Author: Razi Safi*
Editor: Lily Robinson

The Federal Circuit in Halo Electronics, Inc. v. Pulse Electronics, Inc., No. 16-2006 (May 26, 2017) held that it lacked jurisdiction under 28 U.S.C. §§ 1295(a)(1) and 1292(c)(2) to hear an appeal from a district court’s order regarding prejudgment interest because it was not a “final decision.” The district court awarded Halo prejudgment interest, post-judgment interest, and supplemental damages for direct infringement but did not set the total amount of prejudgment interest or the beginning date for interest calculations. Instead, it ordered Halo to prepare an updated calculation of the interest amounts. Pulse appealed the order to the Federal Circuit. The Federal Circuit concluded, however, that because the district court had not resolved the parties’ dispute, the order was not a final decision imparting jurisdiction under § 1295(a)(1). Moreover, the appeal was not proper under § 1292(c)(2), which provides an accounting exception to the finality requirement, because the prejudgment-interest award in the case was not final. Section 1292(c)(2), the Court noted, should be interpreted narrowly and thus does not allow the Court to hear an appeal arising from a non-final order, even if the order is related to the accounting.
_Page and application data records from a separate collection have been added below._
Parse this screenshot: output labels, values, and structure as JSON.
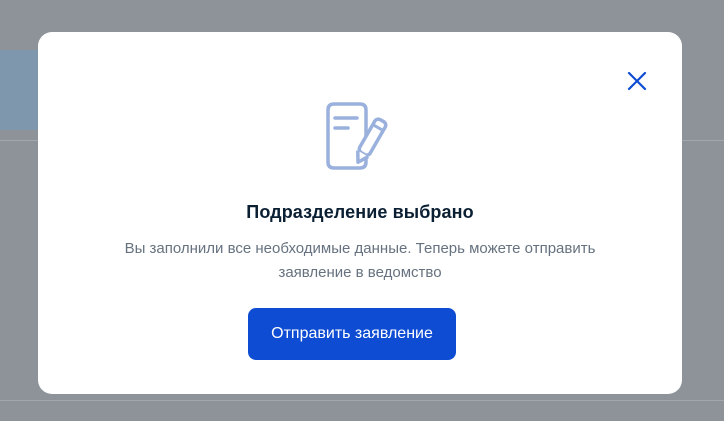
{
  "modal": {
    "title": "Подразделение выбрано",
    "description": "Вы заполнили все необходимые данные. Теперь можете отправить заявление в ведомство",
    "submit_label": "Отправить заявление",
    "close_icon": "close-icon",
    "illustration_icon": "document-pencil-icon"
  },
  "colors": {
    "primary": "#0d4cd3",
    "title": "#0b1f33",
    "text": "#66727f",
    "icon": "#9ab1dd",
    "close": "#0d4cd3"
  }
}
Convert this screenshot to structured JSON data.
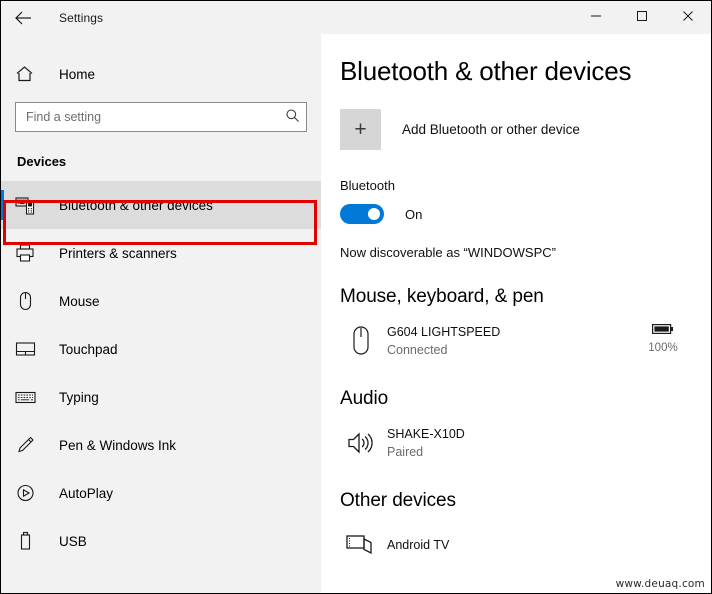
{
  "window": {
    "title": "Settings",
    "back_icon": "back-arrow-icon",
    "minimize_label": "—",
    "maximize_label": "☐",
    "close_label": "✕"
  },
  "sidebar": {
    "home_label": "Home",
    "home_icon": "home-icon",
    "search": {
      "placeholder": "Find a setting",
      "value": "",
      "icon": "search-icon"
    },
    "category_heading": "Devices",
    "items": [
      {
        "label": "Bluetooth & other devices",
        "icon": "bluetooth-devices-icon",
        "selected": true
      },
      {
        "label": "Printers & scanners",
        "icon": "printer-icon",
        "selected": false
      },
      {
        "label": "Mouse",
        "icon": "mouse-icon",
        "selected": false
      },
      {
        "label": "Touchpad",
        "icon": "touchpad-icon",
        "selected": false
      },
      {
        "label": "Typing",
        "icon": "keyboard-icon",
        "selected": false
      },
      {
        "label": "Pen & Windows Ink",
        "icon": "pen-icon",
        "selected": false
      },
      {
        "label": "AutoPlay",
        "icon": "autoplay-icon",
        "selected": false
      },
      {
        "label": "USB",
        "icon": "usb-icon",
        "selected": false
      }
    ]
  },
  "main": {
    "page_title": "Bluetooth & other devices",
    "add_device": {
      "label": "Add Bluetooth or other device",
      "icon": "plus-icon"
    },
    "bluetooth": {
      "label": "Bluetooth",
      "toggle_state": "On",
      "toggle_on": true,
      "discoverable_text": "Now discoverable as “WINDOWSPC”"
    },
    "groups": [
      {
        "heading": "Mouse, keyboard, & pen",
        "devices": [
          {
            "name": "G604 LIGHTSPEED",
            "status": "Connected",
            "icon": "mouse-icon",
            "battery": "100%",
            "battery_icon": "battery-full-icon"
          }
        ]
      },
      {
        "heading": "Audio",
        "devices": [
          {
            "name": "SHAKE-X10D",
            "status": "Paired",
            "icon": "speaker-icon",
            "battery": "",
            "battery_icon": ""
          }
        ]
      },
      {
        "heading": "Other devices",
        "devices": [
          {
            "name": "Android TV",
            "status": "",
            "icon": "tv-icon",
            "battery": "",
            "battery_icon": ""
          }
        ]
      }
    ]
  },
  "watermark": {
    "text": "www.deuaq.com"
  },
  "colors": {
    "accent": "#0078d7",
    "annotation": "#e00000",
    "sidebar_bg": "#f2f2f2",
    "content_bg": "#ffffff"
  }
}
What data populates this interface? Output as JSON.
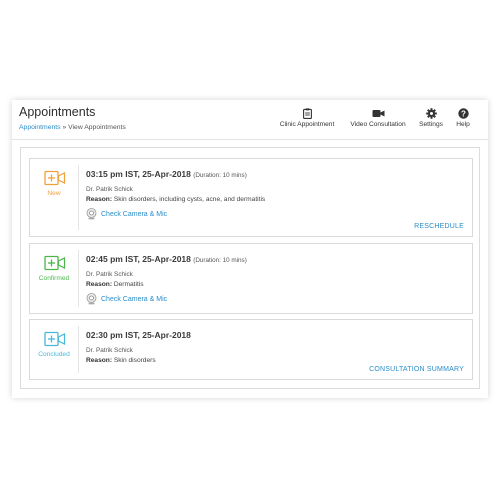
{
  "header": {
    "title": "Appointments",
    "breadcrumb": {
      "link": "Appointments",
      "separator": " » ",
      "current": "View Appointments"
    },
    "actions": [
      {
        "label": "Clinic Appointment",
        "icon": "clipboard-icon"
      },
      {
        "label": "Video Consultation",
        "icon": "video-camera-icon"
      },
      {
        "label": "Settings",
        "icon": "gear-icon"
      },
      {
        "label": "Help",
        "icon": "help-icon"
      }
    ]
  },
  "appointments": [
    {
      "status": "New",
      "status_color": "#f0a13c",
      "time": "03:15 pm IST, 25-Apr-2018",
      "duration": "(Duration: 10 mins)",
      "doctor": "Dr. Patrik Schick",
      "reason_label": "Reason:",
      "reason": "Skin disorders, including cysts, acne, and dermatitis",
      "camera_check": "Check Camera & Mic",
      "action": "RESCHEDULE"
    },
    {
      "status": "Confirmed",
      "status_color": "#4cb64c",
      "time": "02:45 pm IST, 25-Apr-2018",
      "duration": "(Duration: 10 mins)",
      "doctor": "Dr. Patrik Schick",
      "reason_label": "Reason:",
      "reason": "Dermatitis",
      "camera_check": "Check Camera & Mic"
    },
    {
      "status": "Concluded",
      "status_color": "#49b7dc",
      "time": "02:30 pm IST, 25-Apr-2018",
      "doctor": "Dr. Patrik Schick",
      "reason_label": "Reason:",
      "reason": "Skin disorders",
      "action": "CONSULTATION SUMMARY"
    }
  ],
  "colors": {
    "link": "#2a8cc9",
    "text": "#3a3a3a"
  }
}
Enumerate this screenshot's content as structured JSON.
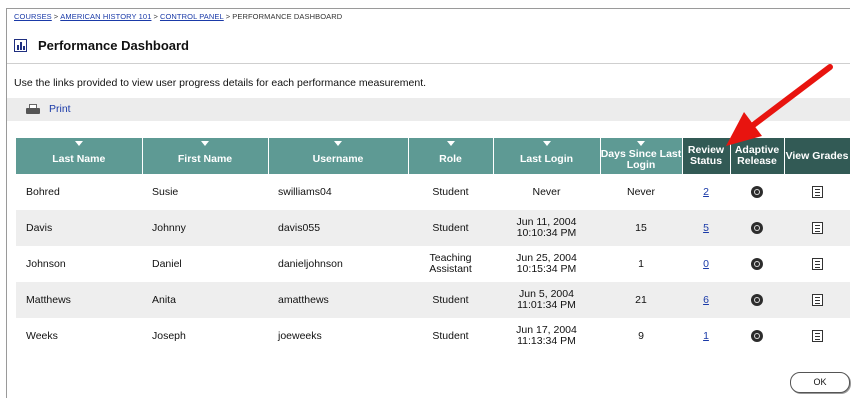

The Federal Circuit therefore dismissed the appeal for lack of jurisdiction.


*Razi Safi is a Summer Associate at Finnegan. Continue reading